Zakaria’s gift for analysis is not nearly as deep as he thinks and nothing proves it more than his new piece in Newsweek, entitled “Raise My Taxes, Mr. President”. Taking a page out of the Obama playbook and fashioning himself a centrist who can rise above the fray, Zakaria writes:

[The Bush tax] cuts are set to expire this year. The Republicans say they want to keep them all, even for those making more than $250,000 a year (less than 3 percent of Americans). They say that higher taxes will hurt the recovery. But for months now they have been arguing that the chief threat to the economy is our gargantuan debt and deficit. That’s what’s scaring consumers, creditors, and businesses. Given a chance to address those fears by getting serious about deficit reduction, though, they run away.

Fareed is making a mistake that should be recognizable to anybody who’s ever watched an episode of “House”. He’s making a diagnosis based on symptoms rather than an underlying cause. Yes, America’s debt is horrible. But let’s keep one of Milton Friedman’s key insights in mind: all spending is a form of taxation — it has to be paid for sooner or later, one way or another.
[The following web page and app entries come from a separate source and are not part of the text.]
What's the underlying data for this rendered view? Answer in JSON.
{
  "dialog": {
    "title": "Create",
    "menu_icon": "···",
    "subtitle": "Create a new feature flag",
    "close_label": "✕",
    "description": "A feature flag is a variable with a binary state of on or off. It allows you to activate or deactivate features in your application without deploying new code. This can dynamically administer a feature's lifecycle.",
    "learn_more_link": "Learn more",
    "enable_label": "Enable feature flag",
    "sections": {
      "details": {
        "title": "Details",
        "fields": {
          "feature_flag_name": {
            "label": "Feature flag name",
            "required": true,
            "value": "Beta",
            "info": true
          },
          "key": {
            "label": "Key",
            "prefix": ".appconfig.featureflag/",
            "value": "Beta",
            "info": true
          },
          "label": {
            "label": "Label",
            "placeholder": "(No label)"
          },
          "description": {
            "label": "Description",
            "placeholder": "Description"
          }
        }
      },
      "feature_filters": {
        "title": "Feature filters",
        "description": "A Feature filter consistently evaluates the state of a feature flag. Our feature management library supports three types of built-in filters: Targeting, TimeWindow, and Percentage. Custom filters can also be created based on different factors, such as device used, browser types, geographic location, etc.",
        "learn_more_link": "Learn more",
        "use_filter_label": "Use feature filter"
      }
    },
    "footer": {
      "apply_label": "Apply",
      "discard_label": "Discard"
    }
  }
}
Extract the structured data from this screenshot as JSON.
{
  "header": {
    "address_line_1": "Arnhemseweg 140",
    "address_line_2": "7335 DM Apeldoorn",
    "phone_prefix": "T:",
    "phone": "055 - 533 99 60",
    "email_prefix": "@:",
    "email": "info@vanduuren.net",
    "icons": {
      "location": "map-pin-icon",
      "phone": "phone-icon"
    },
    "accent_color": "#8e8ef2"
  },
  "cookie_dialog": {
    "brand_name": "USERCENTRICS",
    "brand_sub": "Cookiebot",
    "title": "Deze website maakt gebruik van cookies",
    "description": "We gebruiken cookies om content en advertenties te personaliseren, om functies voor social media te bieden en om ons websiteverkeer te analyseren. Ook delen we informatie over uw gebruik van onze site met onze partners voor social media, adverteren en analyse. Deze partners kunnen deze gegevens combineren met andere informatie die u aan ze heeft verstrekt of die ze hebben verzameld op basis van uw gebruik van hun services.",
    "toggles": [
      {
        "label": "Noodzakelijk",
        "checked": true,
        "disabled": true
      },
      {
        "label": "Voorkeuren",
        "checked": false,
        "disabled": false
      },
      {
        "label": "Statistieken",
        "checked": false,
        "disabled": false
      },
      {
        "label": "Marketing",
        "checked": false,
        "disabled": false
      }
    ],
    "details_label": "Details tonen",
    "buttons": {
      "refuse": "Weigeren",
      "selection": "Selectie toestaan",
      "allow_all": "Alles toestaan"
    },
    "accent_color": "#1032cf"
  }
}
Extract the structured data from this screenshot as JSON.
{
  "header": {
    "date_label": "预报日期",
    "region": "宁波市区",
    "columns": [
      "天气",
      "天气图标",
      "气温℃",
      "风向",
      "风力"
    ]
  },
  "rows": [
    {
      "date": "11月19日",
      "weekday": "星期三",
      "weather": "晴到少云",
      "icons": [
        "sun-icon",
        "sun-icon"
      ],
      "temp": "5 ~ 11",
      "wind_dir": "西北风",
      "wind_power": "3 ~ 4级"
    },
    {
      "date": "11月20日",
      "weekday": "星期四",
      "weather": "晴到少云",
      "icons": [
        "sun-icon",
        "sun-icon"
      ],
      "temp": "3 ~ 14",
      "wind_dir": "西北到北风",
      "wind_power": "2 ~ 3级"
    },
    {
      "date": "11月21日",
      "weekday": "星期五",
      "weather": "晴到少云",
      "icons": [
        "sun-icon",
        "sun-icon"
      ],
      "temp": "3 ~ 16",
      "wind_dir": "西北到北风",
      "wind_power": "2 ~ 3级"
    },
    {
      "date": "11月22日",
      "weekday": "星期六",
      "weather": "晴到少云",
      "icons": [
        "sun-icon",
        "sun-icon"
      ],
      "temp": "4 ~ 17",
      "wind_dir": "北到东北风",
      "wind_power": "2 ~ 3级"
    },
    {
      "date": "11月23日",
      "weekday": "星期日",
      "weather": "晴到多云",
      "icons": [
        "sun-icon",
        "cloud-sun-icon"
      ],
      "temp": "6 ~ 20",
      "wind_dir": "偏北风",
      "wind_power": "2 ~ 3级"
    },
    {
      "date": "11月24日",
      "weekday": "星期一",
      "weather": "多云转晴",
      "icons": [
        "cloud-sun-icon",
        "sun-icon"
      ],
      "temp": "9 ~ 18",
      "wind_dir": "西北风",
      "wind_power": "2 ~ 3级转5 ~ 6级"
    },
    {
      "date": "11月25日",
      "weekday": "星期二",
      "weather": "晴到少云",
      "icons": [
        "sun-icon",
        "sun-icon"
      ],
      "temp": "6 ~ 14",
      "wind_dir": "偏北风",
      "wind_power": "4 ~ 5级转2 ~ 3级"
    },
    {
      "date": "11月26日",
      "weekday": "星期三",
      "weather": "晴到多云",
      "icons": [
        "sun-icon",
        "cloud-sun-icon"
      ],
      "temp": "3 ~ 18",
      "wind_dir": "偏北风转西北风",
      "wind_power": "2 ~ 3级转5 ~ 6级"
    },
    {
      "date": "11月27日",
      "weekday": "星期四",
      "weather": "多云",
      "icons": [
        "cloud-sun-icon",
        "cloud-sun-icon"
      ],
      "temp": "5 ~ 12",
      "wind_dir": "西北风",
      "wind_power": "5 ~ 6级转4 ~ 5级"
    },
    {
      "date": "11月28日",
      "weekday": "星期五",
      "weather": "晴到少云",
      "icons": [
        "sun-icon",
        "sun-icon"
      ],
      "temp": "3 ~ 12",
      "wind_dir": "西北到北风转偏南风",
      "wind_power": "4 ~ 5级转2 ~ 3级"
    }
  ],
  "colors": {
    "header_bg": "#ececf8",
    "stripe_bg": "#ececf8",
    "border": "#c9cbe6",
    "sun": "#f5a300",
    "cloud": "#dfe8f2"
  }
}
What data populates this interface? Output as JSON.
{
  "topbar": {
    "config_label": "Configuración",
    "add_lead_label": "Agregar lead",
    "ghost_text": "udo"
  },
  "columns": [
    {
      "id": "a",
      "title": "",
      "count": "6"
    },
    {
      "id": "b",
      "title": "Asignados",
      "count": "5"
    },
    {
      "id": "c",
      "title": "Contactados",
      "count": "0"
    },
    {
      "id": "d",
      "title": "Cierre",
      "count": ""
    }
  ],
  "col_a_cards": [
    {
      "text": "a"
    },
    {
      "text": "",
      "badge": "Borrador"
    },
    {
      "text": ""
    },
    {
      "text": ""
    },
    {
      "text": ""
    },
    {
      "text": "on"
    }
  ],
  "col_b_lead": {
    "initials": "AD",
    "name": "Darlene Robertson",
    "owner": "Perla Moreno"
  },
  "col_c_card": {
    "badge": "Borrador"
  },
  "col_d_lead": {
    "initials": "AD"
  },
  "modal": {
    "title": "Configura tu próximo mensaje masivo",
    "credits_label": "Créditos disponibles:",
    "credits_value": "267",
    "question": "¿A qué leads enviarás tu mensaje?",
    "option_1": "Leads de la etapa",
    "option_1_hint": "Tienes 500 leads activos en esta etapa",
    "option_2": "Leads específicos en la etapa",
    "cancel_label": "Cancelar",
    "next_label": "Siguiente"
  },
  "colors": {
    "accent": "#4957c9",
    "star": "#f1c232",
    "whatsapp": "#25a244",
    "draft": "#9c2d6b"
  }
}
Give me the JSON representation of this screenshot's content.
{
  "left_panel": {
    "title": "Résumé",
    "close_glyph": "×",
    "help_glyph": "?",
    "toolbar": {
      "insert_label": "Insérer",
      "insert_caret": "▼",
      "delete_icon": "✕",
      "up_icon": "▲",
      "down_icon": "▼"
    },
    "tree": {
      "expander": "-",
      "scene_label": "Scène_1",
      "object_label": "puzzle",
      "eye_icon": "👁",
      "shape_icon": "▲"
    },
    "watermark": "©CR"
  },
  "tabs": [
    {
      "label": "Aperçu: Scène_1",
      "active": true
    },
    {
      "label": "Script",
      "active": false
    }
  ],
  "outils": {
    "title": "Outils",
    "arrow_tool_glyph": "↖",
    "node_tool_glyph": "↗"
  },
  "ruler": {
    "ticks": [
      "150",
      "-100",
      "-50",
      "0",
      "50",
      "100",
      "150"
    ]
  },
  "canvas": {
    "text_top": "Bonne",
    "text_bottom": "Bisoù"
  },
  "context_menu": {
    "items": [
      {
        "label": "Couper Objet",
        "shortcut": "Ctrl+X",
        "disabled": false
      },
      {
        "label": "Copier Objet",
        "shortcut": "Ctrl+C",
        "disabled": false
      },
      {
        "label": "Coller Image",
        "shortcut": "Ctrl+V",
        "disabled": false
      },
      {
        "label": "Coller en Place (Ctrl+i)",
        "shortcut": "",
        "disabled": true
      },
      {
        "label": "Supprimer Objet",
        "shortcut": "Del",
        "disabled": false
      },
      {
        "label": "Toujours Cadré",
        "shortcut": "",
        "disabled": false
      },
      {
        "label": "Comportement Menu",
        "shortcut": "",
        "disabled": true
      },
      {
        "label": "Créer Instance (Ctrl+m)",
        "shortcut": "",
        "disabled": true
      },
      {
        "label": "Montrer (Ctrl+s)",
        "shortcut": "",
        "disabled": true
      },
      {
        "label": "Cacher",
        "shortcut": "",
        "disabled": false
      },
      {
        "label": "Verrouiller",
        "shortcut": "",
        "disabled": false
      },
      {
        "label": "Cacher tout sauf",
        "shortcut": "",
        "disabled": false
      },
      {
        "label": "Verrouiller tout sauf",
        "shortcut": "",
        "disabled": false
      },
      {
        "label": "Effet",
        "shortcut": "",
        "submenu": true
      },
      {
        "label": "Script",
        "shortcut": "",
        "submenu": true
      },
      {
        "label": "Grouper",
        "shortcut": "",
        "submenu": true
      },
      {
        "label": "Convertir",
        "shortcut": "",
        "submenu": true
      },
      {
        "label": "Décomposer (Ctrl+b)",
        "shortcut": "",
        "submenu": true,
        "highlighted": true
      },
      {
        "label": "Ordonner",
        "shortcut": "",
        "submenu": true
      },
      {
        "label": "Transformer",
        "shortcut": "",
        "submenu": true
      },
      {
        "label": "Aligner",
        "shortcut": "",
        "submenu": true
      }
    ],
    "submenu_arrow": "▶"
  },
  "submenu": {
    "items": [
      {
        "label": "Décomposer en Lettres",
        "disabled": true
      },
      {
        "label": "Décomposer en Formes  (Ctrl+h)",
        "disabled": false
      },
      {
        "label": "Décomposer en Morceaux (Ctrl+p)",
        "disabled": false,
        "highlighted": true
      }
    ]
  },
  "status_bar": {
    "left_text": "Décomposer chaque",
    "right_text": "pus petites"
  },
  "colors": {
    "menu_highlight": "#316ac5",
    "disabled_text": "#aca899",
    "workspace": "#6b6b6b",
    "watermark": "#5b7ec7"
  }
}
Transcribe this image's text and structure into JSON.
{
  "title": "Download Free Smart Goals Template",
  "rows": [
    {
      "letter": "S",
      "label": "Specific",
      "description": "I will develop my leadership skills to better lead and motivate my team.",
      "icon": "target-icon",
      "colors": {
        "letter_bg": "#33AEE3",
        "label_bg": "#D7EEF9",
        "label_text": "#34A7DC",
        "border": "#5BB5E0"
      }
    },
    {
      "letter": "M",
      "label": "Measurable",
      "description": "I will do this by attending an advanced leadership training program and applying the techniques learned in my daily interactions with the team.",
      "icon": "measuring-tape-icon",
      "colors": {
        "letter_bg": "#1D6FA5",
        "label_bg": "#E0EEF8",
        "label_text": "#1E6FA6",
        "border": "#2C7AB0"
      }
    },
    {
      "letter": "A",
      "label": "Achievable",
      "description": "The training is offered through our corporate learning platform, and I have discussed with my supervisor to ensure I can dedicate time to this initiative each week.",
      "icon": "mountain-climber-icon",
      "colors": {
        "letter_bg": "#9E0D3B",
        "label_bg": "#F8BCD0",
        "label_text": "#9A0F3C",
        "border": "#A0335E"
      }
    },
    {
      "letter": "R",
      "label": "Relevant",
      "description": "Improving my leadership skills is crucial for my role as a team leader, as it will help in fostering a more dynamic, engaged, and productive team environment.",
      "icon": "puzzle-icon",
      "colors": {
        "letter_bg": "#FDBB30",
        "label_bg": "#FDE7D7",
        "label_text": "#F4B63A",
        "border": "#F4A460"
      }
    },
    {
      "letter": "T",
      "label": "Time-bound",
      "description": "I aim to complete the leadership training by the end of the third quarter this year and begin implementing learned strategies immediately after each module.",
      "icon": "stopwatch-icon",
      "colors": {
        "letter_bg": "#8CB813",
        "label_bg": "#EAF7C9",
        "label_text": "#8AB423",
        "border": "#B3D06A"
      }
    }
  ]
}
Balancing the budget through tax increases only moves the government’s burden on the private sector from debt to taxation. Think of it this way: if you want to get your personal finances in order, does it make more sense to simply pay for your reckless spending with cash instead of a credit card or to actually buckle down and stop spending as much? If you realize that the first can save you a few bucks here and there, but only the second can provide financial salvation, you’re on the right track. You’re also smarter than Fareed Zakaria.